ABOUT THIS TASK: A word-for-word copy of the data, with no images, is the required answer.

Extracted data entries
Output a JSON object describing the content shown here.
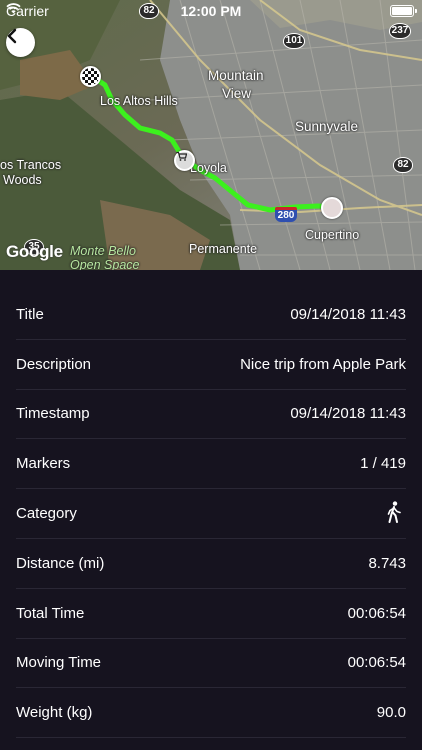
{
  "status_bar": {
    "carrier": "Carrier",
    "time": "12:00 PM",
    "wifi_icon": "wifi-icon",
    "battery_icon": "battery-icon"
  },
  "map": {
    "back_icon": "chevron-left-icon",
    "labels": {
      "mountain_view_1": "Mountain",
      "mountain_view_2": "View",
      "sunnyvale": "Sunnyvale",
      "los_altos_hills": "Los Altos Hills",
      "loyola": "Loyola",
      "los_trancos_1": "os Trancos",
      "los_trancos_2": "Woods",
      "cupertino": "Cupertino",
      "permanente": "Permanente",
      "monte_bello_1": "Monte Bello",
      "monte_bello_2": "Open Space"
    },
    "shields": {
      "s82_top": "82",
      "s101": "101",
      "s237": "237",
      "s82_right": "82",
      "s35": "35",
      "i280": "280"
    },
    "logo": "Google",
    "colors": {
      "route": "#3cf01e",
      "background": "#16131f"
    }
  },
  "details": [
    {
      "label": "Title",
      "value": "09/14/2018 11:43"
    },
    {
      "label": "Description",
      "value": "Nice trip from Apple Park"
    },
    {
      "label": "Timestamp",
      "value": "09/14/2018 11:43"
    },
    {
      "label": "Markers",
      "value": "1 / 419"
    },
    {
      "label": "Category",
      "value": "",
      "icon": "walking-person-icon"
    },
    {
      "label": "Distance (mi)",
      "value": "8.743"
    },
    {
      "label": "Total Time",
      "value": "00:06:54"
    },
    {
      "label": "Moving Time",
      "value": "00:06:54"
    },
    {
      "label": "Weight (kg)",
      "value": "90.0"
    }
  ]
}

TASK ANSWER:
Output a JSON object describing the content shown here.
{
  "status_bar": {
    "carrier": "Carrier",
    "time": "12:00 PM",
    "wifi_icon": "wifi-icon",
    "battery_icon": "battery-icon"
  },
  "map": {
    "back_icon": "chevron-left-icon",
    "labels": {
      "mountain_view_1": "Mountain",
      "mountain_view_2": "View",
      "sunnyvale": "Sunnyvale",
      "los_altos_hills": "Los Altos Hills",
      "loyola": "Loyola",
      "los_trancos_1": "os Trancos",
      "los_trancos_2": "Woods",
      "cupertino": "Cupertino",
      "permanente": "Permanente",
      "monte_bello_1": "Monte Bello",
      "monte_bello_2": "Open Space"
    },
    "shields": {
      "s82_top": "82",
      "s101": "101",
      "s237": "237",
      "s82_right": "82",
      "s35": "35",
      "i280": "280"
    },
    "logo": "Google",
    "colors": {
      "route": "#3cf01e",
      "background": "#16131f"
    }
  },
  "details": [
    {
      "label": "Title",
      "value": "09/14/2018 11:43"
    },
    {
      "label": "Description",
      "value": "Nice trip from Apple Park"
    },
    {
      "label": "Timestamp",
      "value": "09/14/2018 11:43"
    },
    {
      "label": "Markers",
      "value": "1 / 419"
    },
    {
      "label": "Category",
      "value": "",
      "icon": "walking-person-icon"
    },
    {
      "label": "Distance (mi)",
      "value": "8.743"
    },
    {
      "label": "Total Time",
      "value": "00:06:54"
    },
    {
      "label": "Moving Time",
      "value": "00:06:54"
    },
    {
      "label": "Weight (kg)",
      "value": "90.0"
    }
  ]
}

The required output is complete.